When I was coming home yesterday walking up the stairs, I was thinking, someone famous once said: “every society could be judged on the basis of how it treats women”. I suddenly thought: “Every society can be judged, from how it treats ‘mad’ people.”  Then my thinking jumped and I thought: “how it creates madness”.

And my (nearly) final conclusion was: “every society can be judged, from how it creates and treats it’s mad”.

Then I thought: feminists have rightly criticized the word ‘treat’ – and the idea, which is implied, that women are not part of the society. Because the original statement implies, that the society is male and women are external to it, some kind of ‘objects’ – to which the male-society relates: men ‘treat’ women.

There is already so much wrong expressed in these words. I always hated when men said “I treat my wife/girlfriend really well”. I usually have a feeling that they are talking about a dog, who should feel privileged. – All of these thoughts and ideas swam, or rather, rocketed through my head while I was making the steps upwards.

The next thought was: ‘judged’ is the wrong expression. I asked, who am I to judge? Or who are supposed to be the judges according to the original statement? Are they not part of the society? What makes them either outsiders or superior beings, above everyone else, and independent?

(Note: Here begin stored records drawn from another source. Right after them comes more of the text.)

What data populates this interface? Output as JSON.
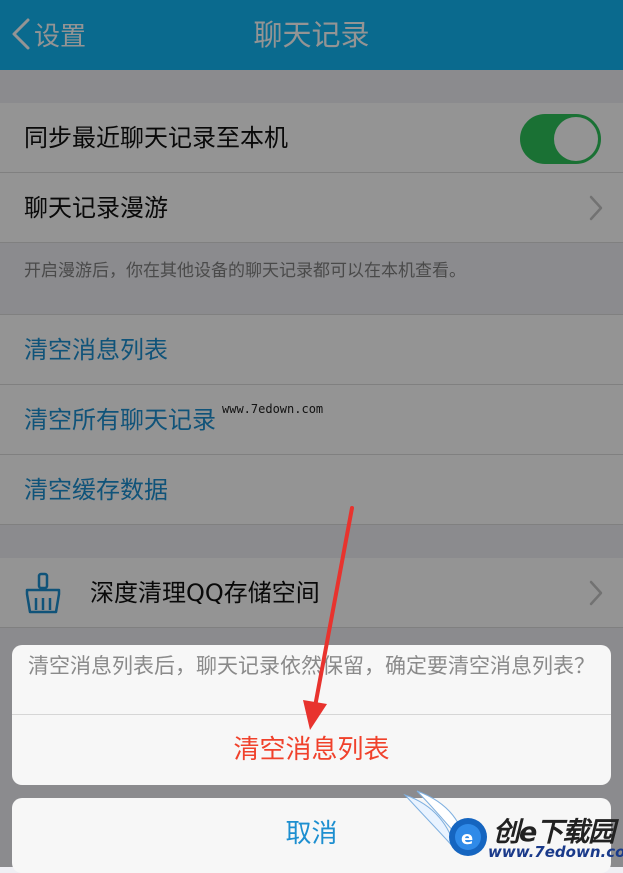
{
  "navbar": {
    "back_label": "设置",
    "title": "聊天记录"
  },
  "settings": {
    "sync_label": "同步最近聊天记录至本机",
    "sync_enabled": true,
    "roam_label": "聊天记录漫游",
    "roam_hint": "开启漫游后，你在其他设备的聊天记录都可以在本机查看。",
    "clear_list_label": "清空消息列表",
    "clear_all_label": "清空所有聊天记录",
    "clear_cache_label": "清空缓存数据",
    "deep_clean_label": "深度清理QQ存储空间"
  },
  "action_sheet": {
    "message": "清空消息列表后，聊天记录依然保留，确定要清空消息列表？",
    "confirm_label": "清空消息列表",
    "cancel_label": "取消"
  },
  "watermarks": {
    "url_text": "www.7edown.com",
    "logo_name": "创e下载园",
    "logo_url": "www.7edown.com"
  },
  "colors": {
    "navbar": "#12b7f5",
    "toggle_on": "#2ec35b",
    "link_blue": "#1d8fd0",
    "danger_red": "#f0412b",
    "arrow_red": "#e8332e"
  }
}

I concluded quickly: instead of ‘judged’ I could say: “Every society has it’s own typical way of ‘treating’ and creating it’s women and it’s mad.” Societies create role models for women and they use various methods to force the individual women to conform to these female images. Societies also create their own concepts of ‘normality’ and ‘madness’, and they offer typical mad-roles.

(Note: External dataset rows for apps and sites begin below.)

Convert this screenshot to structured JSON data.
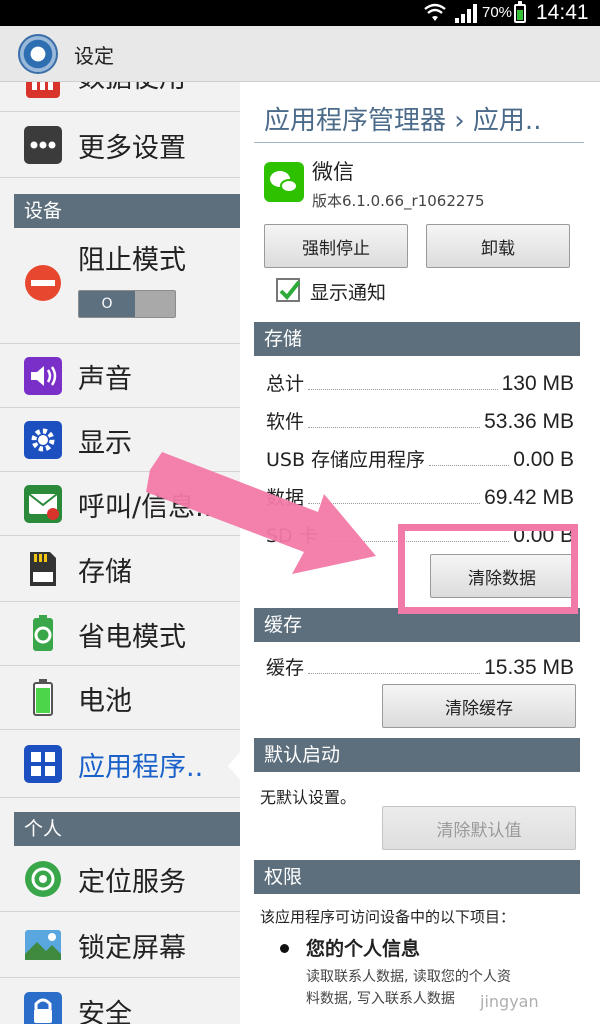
{
  "status_bar": {
    "battery": "70%",
    "time": "14:41"
  },
  "action_bar": {
    "title": "设定"
  },
  "sidebar": {
    "items_top": [
      {
        "label": "数据使用",
        "icon": "data-usage-icon"
      },
      {
        "label": "更多设置",
        "icon": "more-icon"
      }
    ],
    "section_device": "设备",
    "block_mode": {
      "label": "阻止模式",
      "toggle_state": "O"
    },
    "items_device": [
      {
        "label": "声音",
        "icon": "speaker-icon"
      },
      {
        "label": "显示",
        "icon": "display-gear-icon"
      },
      {
        "label": "呼叫/信息..",
        "icon": "call-message-icon"
      },
      {
        "label": "存储",
        "icon": "storage-icon"
      },
      {
        "label": "省电模式",
        "icon": "power-saving-icon"
      },
      {
        "label": "电池",
        "icon": "battery-icon"
      },
      {
        "label": "应用程序..",
        "icon": "apps-grid-icon"
      }
    ],
    "section_personal": "个人",
    "items_personal": [
      {
        "label": "定位服务",
        "icon": "location-icon"
      },
      {
        "label": "锁定屏幕",
        "icon": "lock-screen-icon"
      },
      {
        "label": "安全",
        "icon": "padlock-icon"
      }
    ]
  },
  "detail": {
    "breadcrumb": "应用程序管理器 › 应用..",
    "app_name": "微信",
    "app_version": "版本6.1.0.66_r1062275",
    "force_stop": "强制停止",
    "uninstall": "卸载",
    "show_notifications": "显示通知",
    "storage": {
      "header": "存储",
      "rows": [
        {
          "label": "总计",
          "value": "130 MB"
        },
        {
          "label": "软件",
          "value": "53.36 MB"
        },
        {
          "label": "USB 存储应用程序",
          "value": "0.00 B"
        },
        {
          "label": "数据",
          "value": "69.42 MB"
        },
        {
          "label": "SD 卡",
          "value": "0.00 B"
        }
      ],
      "clear_data": "清除数据"
    },
    "cache": {
      "header": "缓存",
      "label": "缓存",
      "value": "15.35 MB",
      "clear_cache": "清除缓存"
    },
    "default_launch": {
      "header": "默认启动",
      "text": "无默认设置。",
      "clear_defaults": "清除默认值"
    },
    "permissions": {
      "header": "权限",
      "intro": "该应用程序可访问设备中的以下项目：",
      "group_title": "您的个人信息",
      "group_desc_1": "读取联系人数据, 读取您的个人资",
      "group_desc_2": "料数据, 写入联系人数据"
    }
  },
  "watermark": "jingyan",
  "colors": {
    "section": "#5d6f7c",
    "accent_blue": "#1a62c9",
    "highlight_pink": "#f27aa8"
  }
}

Shop-window women

I started to laugh. Because at this point, I realised, it was not only self-evident, it was banal!Of course it has. It also has it’s own way of creating male roles, children-roles, cities and hierarchies, customs and memories. Nothing seemed more obvious, I thought, and felt ridiculous for thinking about the whole subject. I arrived in front of my flat, opened the door, said a loud hello to my kids, and shut my brain. 

Piroska Markus

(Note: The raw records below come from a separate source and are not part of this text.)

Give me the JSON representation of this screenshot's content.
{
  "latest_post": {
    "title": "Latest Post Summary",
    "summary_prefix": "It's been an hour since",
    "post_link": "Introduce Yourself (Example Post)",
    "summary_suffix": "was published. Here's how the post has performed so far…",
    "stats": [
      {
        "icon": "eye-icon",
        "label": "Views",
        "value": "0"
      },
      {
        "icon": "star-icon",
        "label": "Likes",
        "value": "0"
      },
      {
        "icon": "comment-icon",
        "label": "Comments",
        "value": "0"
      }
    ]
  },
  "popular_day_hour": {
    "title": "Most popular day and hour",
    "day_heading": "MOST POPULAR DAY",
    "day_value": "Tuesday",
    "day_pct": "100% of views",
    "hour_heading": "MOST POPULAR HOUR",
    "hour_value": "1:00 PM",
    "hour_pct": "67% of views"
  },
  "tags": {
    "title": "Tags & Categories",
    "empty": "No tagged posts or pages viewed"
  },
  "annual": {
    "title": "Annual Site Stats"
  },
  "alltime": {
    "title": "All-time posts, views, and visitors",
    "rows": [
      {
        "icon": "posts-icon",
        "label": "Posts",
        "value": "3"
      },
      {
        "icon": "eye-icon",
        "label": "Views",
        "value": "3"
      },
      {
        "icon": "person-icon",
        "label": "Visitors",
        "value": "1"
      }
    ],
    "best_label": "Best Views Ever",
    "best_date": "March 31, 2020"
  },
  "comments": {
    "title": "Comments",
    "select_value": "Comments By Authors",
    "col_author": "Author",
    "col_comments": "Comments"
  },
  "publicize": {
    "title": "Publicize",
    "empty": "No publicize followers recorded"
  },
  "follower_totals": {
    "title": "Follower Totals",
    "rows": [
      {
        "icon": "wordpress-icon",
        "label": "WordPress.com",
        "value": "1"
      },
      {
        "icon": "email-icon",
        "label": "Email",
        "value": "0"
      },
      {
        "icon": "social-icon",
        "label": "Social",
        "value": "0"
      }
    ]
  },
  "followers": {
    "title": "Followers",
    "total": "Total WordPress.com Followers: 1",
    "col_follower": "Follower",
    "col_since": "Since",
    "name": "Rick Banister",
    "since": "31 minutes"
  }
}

(I wrote this piece sometimes in the 1990’s when I had three small children and I was working as a mental health social worker in Central London. We were living on the 2nd floor of a large Council building so all these thoughts went through my head during the 2 minute it took to walk up from the ground floor to our flat.)